Recorded information
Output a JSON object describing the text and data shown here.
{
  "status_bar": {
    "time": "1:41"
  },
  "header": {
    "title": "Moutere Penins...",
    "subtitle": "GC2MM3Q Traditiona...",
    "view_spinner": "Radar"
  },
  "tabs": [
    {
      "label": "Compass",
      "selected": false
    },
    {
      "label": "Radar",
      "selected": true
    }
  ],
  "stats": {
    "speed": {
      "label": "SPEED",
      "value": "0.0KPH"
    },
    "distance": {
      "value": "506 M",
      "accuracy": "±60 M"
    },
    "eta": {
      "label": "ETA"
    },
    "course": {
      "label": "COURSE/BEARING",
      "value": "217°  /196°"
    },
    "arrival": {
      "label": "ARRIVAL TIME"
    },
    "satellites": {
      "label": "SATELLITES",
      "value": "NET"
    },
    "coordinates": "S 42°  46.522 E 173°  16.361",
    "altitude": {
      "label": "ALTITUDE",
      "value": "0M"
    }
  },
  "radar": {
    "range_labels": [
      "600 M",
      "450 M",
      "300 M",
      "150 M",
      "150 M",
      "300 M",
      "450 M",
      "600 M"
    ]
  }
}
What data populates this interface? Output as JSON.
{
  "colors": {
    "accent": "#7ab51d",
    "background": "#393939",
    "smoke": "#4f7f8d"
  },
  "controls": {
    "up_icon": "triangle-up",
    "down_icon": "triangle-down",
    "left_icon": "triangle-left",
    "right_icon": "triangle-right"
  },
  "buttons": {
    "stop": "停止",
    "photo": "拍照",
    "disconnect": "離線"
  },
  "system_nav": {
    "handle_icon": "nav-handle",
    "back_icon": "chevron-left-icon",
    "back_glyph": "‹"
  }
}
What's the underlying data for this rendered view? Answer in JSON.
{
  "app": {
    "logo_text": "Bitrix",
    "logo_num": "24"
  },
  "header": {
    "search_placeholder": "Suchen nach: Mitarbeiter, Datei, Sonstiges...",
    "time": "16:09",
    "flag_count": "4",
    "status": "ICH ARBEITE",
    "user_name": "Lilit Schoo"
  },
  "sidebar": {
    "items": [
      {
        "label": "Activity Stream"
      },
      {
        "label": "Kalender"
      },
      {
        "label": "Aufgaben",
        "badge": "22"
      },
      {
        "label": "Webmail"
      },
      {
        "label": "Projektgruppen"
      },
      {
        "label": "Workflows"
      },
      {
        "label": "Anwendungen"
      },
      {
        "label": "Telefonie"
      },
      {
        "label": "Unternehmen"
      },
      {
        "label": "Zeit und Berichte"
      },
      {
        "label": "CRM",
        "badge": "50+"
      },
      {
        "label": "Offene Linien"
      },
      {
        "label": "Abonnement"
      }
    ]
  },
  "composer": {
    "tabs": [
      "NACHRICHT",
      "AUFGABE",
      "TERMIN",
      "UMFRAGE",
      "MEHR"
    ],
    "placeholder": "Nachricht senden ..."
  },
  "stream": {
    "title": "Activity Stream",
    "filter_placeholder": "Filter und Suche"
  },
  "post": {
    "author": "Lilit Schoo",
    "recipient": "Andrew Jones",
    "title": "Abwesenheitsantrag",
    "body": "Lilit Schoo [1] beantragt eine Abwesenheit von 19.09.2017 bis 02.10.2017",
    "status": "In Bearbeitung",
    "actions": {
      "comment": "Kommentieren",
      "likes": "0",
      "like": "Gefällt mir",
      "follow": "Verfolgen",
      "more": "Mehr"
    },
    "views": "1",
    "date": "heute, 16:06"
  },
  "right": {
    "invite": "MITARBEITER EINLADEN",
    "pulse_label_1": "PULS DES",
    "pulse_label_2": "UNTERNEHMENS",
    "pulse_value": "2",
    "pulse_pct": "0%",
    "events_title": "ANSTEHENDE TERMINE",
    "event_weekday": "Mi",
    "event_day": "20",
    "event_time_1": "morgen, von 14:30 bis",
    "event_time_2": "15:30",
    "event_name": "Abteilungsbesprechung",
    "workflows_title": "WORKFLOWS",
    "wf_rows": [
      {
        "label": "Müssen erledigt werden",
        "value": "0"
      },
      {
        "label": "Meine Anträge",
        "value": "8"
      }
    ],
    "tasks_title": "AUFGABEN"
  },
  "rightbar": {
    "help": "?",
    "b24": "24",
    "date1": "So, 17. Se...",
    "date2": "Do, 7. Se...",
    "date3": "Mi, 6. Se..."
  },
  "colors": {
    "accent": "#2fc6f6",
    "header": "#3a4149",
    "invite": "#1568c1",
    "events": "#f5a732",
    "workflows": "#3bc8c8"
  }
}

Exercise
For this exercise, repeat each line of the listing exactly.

Written response
Output a JSON object describing the text and data shown here.
{
  "status_bar": {
    "time": "1:41"
  },
  "header": {
    "title": "Moutere Penins...",
    "subtitle": "GC2MM3Q Traditiona...",
    "view_spinner": "Radar"
  },
  "tabs": [
    {
      "label": "Compass",
      "selected": false
    },
    {
      "label": "Radar",
      "selected": true
    }
  ],
  "stats": {
    "speed": {
      "label": "SPEED",
      "value": "0.0KPH"
    },
    "distance": {
      "value": "506 M",
      "accuracy": "±60 M"
    },
    "eta": {
      "label": "ETA"
    },
    "course": {
      "label": "COURSE/BEARING",
      "value": "217°  /196°"
    },
    "arrival": {
      "label": "ARRIVAL TIME"
    },
    "satellites": {
      "label": "SATELLITES",
      "value": "NET"
    },
    "coordinates": "S 42°  46.522 E 173°  16.361",
    "altitude": {
      "label": "ALTITUDE",
      "value": "0M"
    }
  },
  "radar": {
    "range_labels": [
      "600 M",
      "450 M",
      "300 M",
      "150 M",
      "150 M",
      "300 M",
      "450 M",
      "600 M"
    ]
  }
}
What data populates this interface? Output as JSON.
{
  "colors": {
    "accent": "#7ab51d",
    "background": "#393939",
    "smoke": "#4f7f8d"
  },
  "controls": {
    "up_icon": "triangle-up",
    "down_icon": "triangle-down",
    "left_icon": "triangle-left",
    "right_icon": "triangle-right"
  },
  "buttons": {
    "stop": "停止",
    "photo": "拍照",
    "disconnect": "離線"
  },
  "system_nav": {
    "handle_icon": "nav-handle",
    "back_icon": "chevron-left-icon",
    "back_glyph": "‹"
  }
}
What's the underlying data for this rendered view? Answer in JSON.
{
  "app": {
    "logo_text": "Bitrix",
    "logo_num": "24"
  },
  "header": {
    "search_placeholder": "Suchen nach: Mitarbeiter, Datei, Sonstiges...",
    "time": "16:09",
    "flag_count": "4",
    "status": "ICH ARBEITE",
    "user_name": "Lilit Schoo"
  },
  "sidebar": {
    "items": [
      {
        "label": "Activity Stream"
      },
      {
        "label": "Kalender"
      },
      {
        "label": "Aufgaben",
        "badge": "22"
      },
      {
        "label": "Webmail"
      },
      {
        "label": "Projektgruppen"
      },
      {
        "label": "Workflows"
      },
      {
        "label": "Anwendungen"
      },
      {
        "label": "Telefonie"
      },
      {
        "label": "Unternehmen"
      },
      {
        "label": "Zeit und Berichte"
      },
      {
        "label": "CRM",
        "badge": "50+"
      },
      {
        "label": "Offene Linien"
      },
      {
        "label": "Abonnement"
      }
    ]
  },
  "composer": {
    "tabs": [
      "NACHRICHT",
      "AUFGABE",
      "TERMIN",
      "UMFRAGE",
      "MEHR"
    ],
    "placeholder": "Nachricht senden ..."
  },
  "stream": {
    "title": "Activity Stream",
    "filter_placeholder": "Filter und Suche"
  },
  "post": {
    "author": "Lilit Schoo",
    "recipient": "Andrew Jones",
    "title": "Abwesenheitsantrag",
    "body": "Lilit Schoo [1] beantragt eine Abwesenheit von 19.09.2017 bis 02.10.2017",
    "status": "In Bearbeitung",
    "actions": {
      "comment": "Kommentieren",
      "likes": "0",
      "like": "Gefällt mir",
      "follow": "Verfolgen",
      "more": "Mehr"
    },
    "views": "1",
    "date": "heute, 16:06"
  },
  "right": {
    "invite": "MITARBEITER EINLADEN",
    "pulse_label_1": "PULS DES",
    "pulse_label_2": "UNTERNEHMENS",
    "pulse_value": "2",
    "pulse_pct": "0%",
    "events_title": "ANSTEHENDE TERMINE",
    "event_weekday": "Mi",
    "event_day": "20",
    "event_time_1": "morgen, von 14:30 bis",
    "event_time_2": "15:30",
    "event_name": "Abteilungsbesprechung",
    "workflows_title": "WORKFLOWS",
    "wf_rows": [
      {
        "label": "Müssen erledigt werden",
        "value": "0"
      },
      {
        "label": "Meine Anträge",
        "value": "8"
      }
    ],
    "tasks_title": "AUFGABEN"
  },
  "rightbar": {
    "help": "?",
    "b24": "24",
    "date1": "So, 17. Se...",
    "date2": "Do, 7. Se...",
    "date3": "Mi, 6. Se..."
  },
  "colors": {
    "accent": "#2fc6f6",
    "header": "#3a4149",
    "invite": "#1568c1",
    "events": "#f5a732",
    "workflows": "#3bc8c8"
  }
}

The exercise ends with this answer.